In the gallery beyond Maypole: Take No Prisoners, viewers will find the group exhibition No Justice Without Love, featuring works by artists affiliated with the Art for Justice Fund (A4J). A4J is an advocacy group established to “end mass incarceration, shift the narrative around criminal legal transformation, and envision a future where shared safety is available to all.”

No Justice Without Love develops its working thesis from the writings of bell hooks, who suggested that any radical restructuring of our world must be centered in love. Given that the artists and supporters of A4J are deeply invested in the reform/abolition of the current system of mass incarceration, the restructuring envisioned by hooks has real and personal meaning (a number of A4J artists were formerly incarcerated individuals).

Not surprisingly then, many of the works featured in No Justice Without Love address that same carceral system. Marcus Manganni’s Panoptes presents a highly reflective steel and acrylic arc that mirrors the culture of surveillance we’re building with 21st century technology. Hinting in form and title at Jeremy Benthem’s infamous “all seeing” Panopticon (a 19th century iteration of penal efficiency that today’s prison privateers would surely applaud), Manganni offers a disconcerting and visceral glimpse of how it feels to be constantly under surveillance.

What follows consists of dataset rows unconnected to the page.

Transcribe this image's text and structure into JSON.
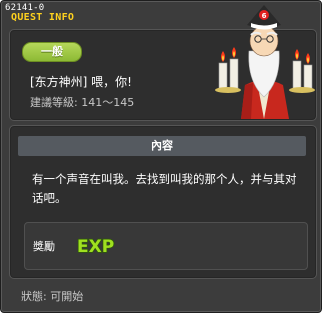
{
  "window": {
    "quest_id": "62141-0",
    "title": "QUEST INFO"
  },
  "quest": {
    "category": "一般",
    "title": "[东方神州] 喂，你!",
    "level": "建議等級: 141～145"
  },
  "content": {
    "section_header": "內容",
    "description": "有一个声音在叫我。去找到叫我的那个人，并与其对话吧。"
  },
  "reward": {
    "label": "獎勵",
    "exp_text": "EXP"
  },
  "status": "狀態: 可開始",
  "colors": {
    "window_bg": "#3c3c3c",
    "panel_bg": "#2e2e2e",
    "title_accent": "#ffd21e",
    "badge_green": "#9ac846",
    "exp_green": "#a0e020"
  },
  "icons": {
    "npc": "old-sage-npc-portrait",
    "reward": "exp-icon"
  }
}
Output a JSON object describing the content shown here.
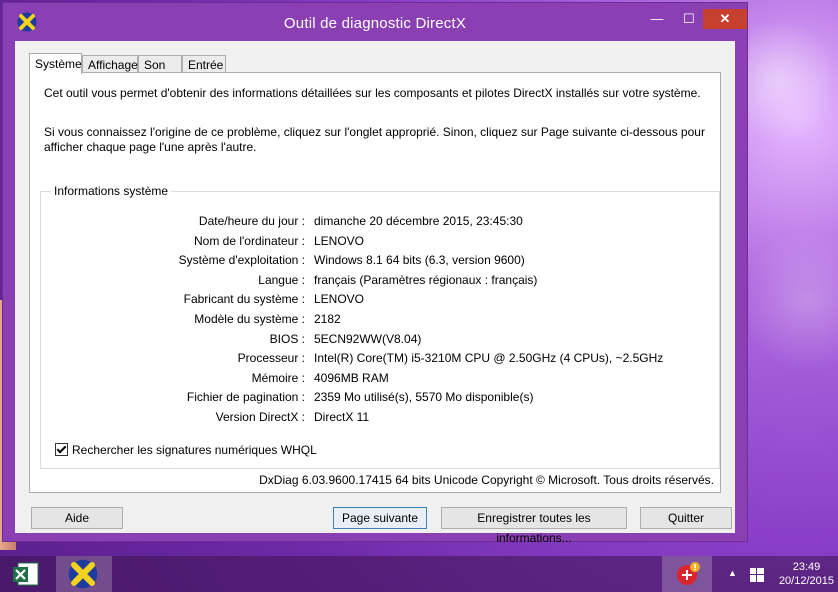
{
  "window": {
    "title": "Outil de diagnostic DirectX",
    "minimize": "—",
    "maximize": "☐",
    "close": "✕"
  },
  "tabs": [
    {
      "label": "Système",
      "active": true
    },
    {
      "label": "Affichage",
      "active": false
    },
    {
      "label": "Son",
      "active": false
    },
    {
      "label": "Entrée",
      "active": false
    }
  ],
  "intro": {
    "line1": "Cet outil vous permet d'obtenir des informations détaillées sur les composants et pilotes DirectX installés sur votre système.",
    "line2": "Si vous connaissez l'origine de ce problème, cliquez sur l'onglet approprié. Sinon, cliquez sur Page suivante ci-dessous pour afficher chaque page l'une après l'autre."
  },
  "system_info": {
    "label": "Informations système",
    "rows": [
      {
        "key": "Date/heure du jour :",
        "value": "dimanche 20 décembre 2015, 23:45:30"
      },
      {
        "key": "Nom de l'ordinateur :",
        "value": "LENOVO"
      },
      {
        "key": "Système d'exploitation :",
        "value": "Windows 8.1 64 bits (6.3, version 9600)"
      },
      {
        "key": "Langue :",
        "value": "français (Paramètres régionaux : français)"
      },
      {
        "key": "Fabricant du système :",
        "value": "LENOVO"
      },
      {
        "key": "Modèle du système :",
        "value": "2182"
      },
      {
        "key": "BIOS :",
        "value": "5ECN92WW(V8.04)"
      },
      {
        "key": "Processeur :",
        "value": "Intel(R) Core(TM) i5-3210M CPU @ 2.50GHz (4 CPUs), ~2.5GHz"
      },
      {
        "key": "Mémoire :",
        "value": "4096MB RAM"
      },
      {
        "key": "Fichier de pagination :",
        "value": "2359 Mo utilisé(s), 5570 Mo disponible(s)"
      },
      {
        "key": "Version DirectX :",
        "value": "DirectX 11"
      }
    ],
    "checkbox_label": "Rechercher les signatures numériques WHQL",
    "checkbox_checked": true
  },
  "copyright": "DxDiag 6.03.9600.17415 64 bits Unicode Copyright © Microsoft. Tous droits réservés.",
  "buttons": {
    "help": "Aide",
    "next_page": "Page suivante",
    "save_all": "Enregistrer toutes les informations...",
    "quit": "Quitter"
  },
  "taskbar": {
    "time": "23:49",
    "date": "20/12/2015",
    "tray_chevron": "▲"
  },
  "colors": {
    "window_frame": "#8a3fb3",
    "close_button": "#c7402f",
    "client_bg": "#f0f0f0",
    "dx_icon_yellow": "#f2d21c",
    "dx_icon_blue": "#1c3d9e"
  }
}
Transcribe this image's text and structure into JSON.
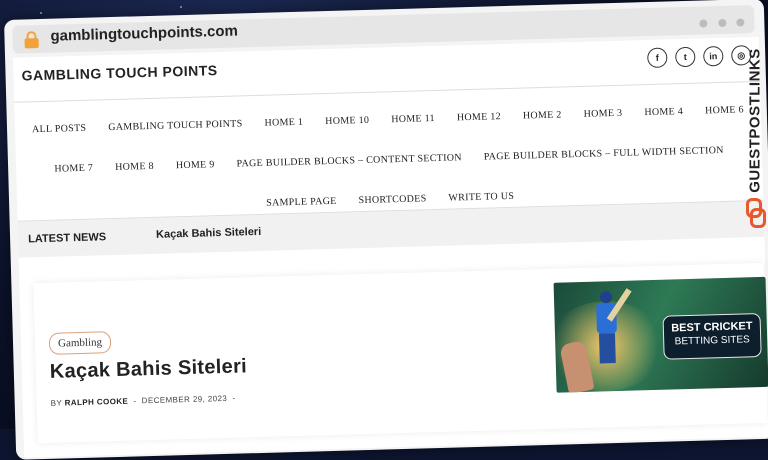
{
  "browser": {
    "url": "gamblingtouchpoints.com"
  },
  "site": {
    "title": "GAMBLING TOUCH POINTS",
    "social": [
      {
        "icon": "facebook-icon",
        "glyph": "f"
      },
      {
        "icon": "twitter-icon",
        "glyph": "t"
      },
      {
        "icon": "linkedin-icon",
        "glyph": "in"
      },
      {
        "icon": "instagram-icon",
        "glyph": "◎"
      }
    ]
  },
  "nav": {
    "rows": [
      [
        "ALL POSTS",
        "GAMBLING TOUCH POINTS",
        "HOME 1",
        "HOME 10",
        "HOME 11",
        "HOME 12",
        "HOME 2",
        "HOME 3",
        "HOME 4",
        "HOME 6"
      ],
      [
        "HOME 7",
        "HOME 8",
        "HOME 9",
        "PAGE BUILDER BLOCKS – CONTENT SECTION",
        "PAGE BUILDER BLOCKS – FULL WIDTH SECTION"
      ],
      [
        "SAMPLE PAGE",
        "SHORTCODES",
        "WRITE TO US"
      ]
    ]
  },
  "news": {
    "label": "LATEST NEWS",
    "item": "Kaçak Bahis Siteleri"
  },
  "post": {
    "category": "Gambling",
    "title": "Kaçak Bahis Siteleri",
    "by": "BY",
    "author": "RALPH COOKE",
    "sep": "-",
    "date": "DECEMBER 29, 2023",
    "sep2": "-",
    "image_line1": "BEST CRICKET",
    "image_line2": "BETTING SITES"
  },
  "watermark": {
    "text": "GUESTPOSTLINKS"
  },
  "colors": {
    "accent": "#e8582e",
    "lock": "#f2a23a",
    "category_border": "#d9a07a"
  }
}
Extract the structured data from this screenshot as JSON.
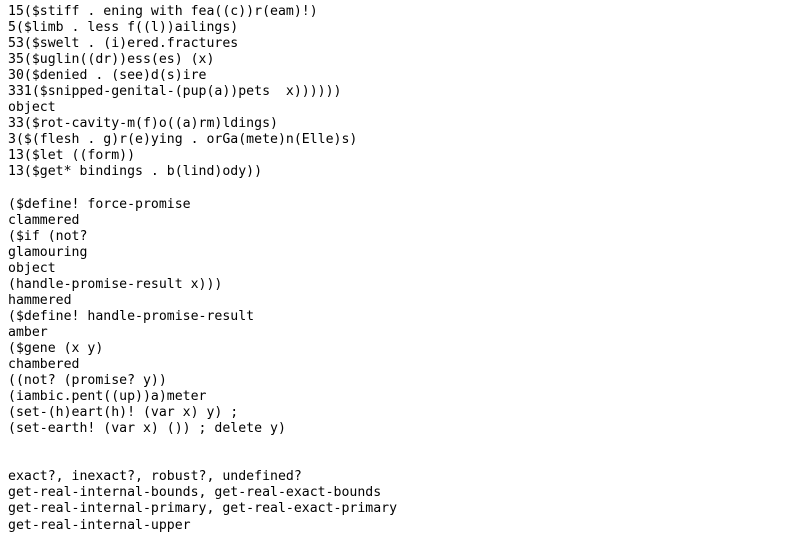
{
  "document": {
    "type": "plain-text-code-listing",
    "text_color": "#000000",
    "background_color": "#ffffff",
    "blocks": [
      {
        "name": "block-nested-parens",
        "lines": [
          "15($stiff . ening with fea((c))r(eam)!)",
          "5($limb . less f((l))ailings)",
          "53($swelt . (i)ered.fractures",
          "35($uglin((dr))ess(es) (x)",
          "30($denied . (see)d(s)ire",
          "331($snipped-genital-(pup(a))pets  x))))))",
          "object",
          "33($rot-cavity-m(f)o((a)rm)ldings)",
          "3($(flesh . g)r(e)ying . orGa(mete)n(Elle)s)",
          "13($let ((form))",
          "13($get* bindings . b(lind)ody))"
        ]
      },
      {
        "name": "block-force-promise",
        "lines": [
          "($define! force-promise",
          "clammered",
          "($if (not?",
          "glamouring",
          "object",
          "(handle-promise-result x)))",
          "hammered",
          "($define! handle-promise-result",
          "amber",
          "($gene (x y)",
          "chambered",
          "((not? (promise? y))",
          "(iambic.pent((up))a)meter",
          "(set-(h)eart(h)! (var x) y) ;",
          "(set-earth! (var x) ()) ; delete y)"
        ]
      },
      {
        "name": "block-predicates-and-bounds",
        "lines": [
          "exact?, inexact?, robust?, undefined?",
          "get-real-internal-bounds, get-real-exact-bounds",
          "get-real-internal-primary, get-real-exact-primary",
          "get-real-internal-upper"
        ]
      }
    ],
    "separators": {
      "after_block_1_blank_lines": 1,
      "after_block_2_blank_lines": 2
    }
  }
}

Mark Bradford’s modest relief Life Size presents a seemingly innocuous scale replica of a police body camera cast in handmade paper and painted with gouache and ink. This replicative method of artistic inquiry is fertile and well-trod ground to be sure. Artists from Duchamp to Johns to Koons to Celmins have explored the possibilities inherent in the material transformation of the everyday, though I’m not sure any of them got it quite this right. In this palm-sized work, Bradford raises a host of big questions about object utility, whose perspective counts, images as documentary truth, and the technology of policing. While small – and clearly a departure from the monumental works that define much of Bradford’s oeuvre – Life Size packs a big punch.

These themes of justice and power are carried along in Sable Elyse Smith’s Coloring Book 78 (a child friendly introduction to the U.S. court system), Faith Ringold’s United States of Attica (an atlas of U.S. racial and ethnic atrocities), and Maria Gaspar’s Disappearance Jail (a staggering documentation of Ohio jails and the land/resources/psychic space they occupy). Taken in total, the exhibition No Justice Without Love adds a visually compelling component to our conversations about policing, justice, power, and incarceration in the U.S.

And yes, whether it’s war, genocide, police abuse, or mass incarceration, it is indeed dispiriting to have these conversations over and over again. I’m grateful though for the artists who add their voices and continue to speak out. Theirs are personal perspectives on universal issues, shared frankly and rooted in the truth of lived experiences. I want to believe that those experiences matter, that those voices do have power. In fact, I have to believe it. It’s the only way forward.

The Gund Gallery is located at 101 1/2 College Dr. at Kenyon College in Gambier, Ohio.

Nancy Spero: Maypole: Take No Prisoners is on view at The Gund through May 18, 2024. For more information, visit

No Justice Without Love is on view at The Gund through April 13, 2024. For more information, visit For additional information about the Art for Justice Fund, visit

All photos of artwork by Jeff Regensburger [see images on Columbus Underground].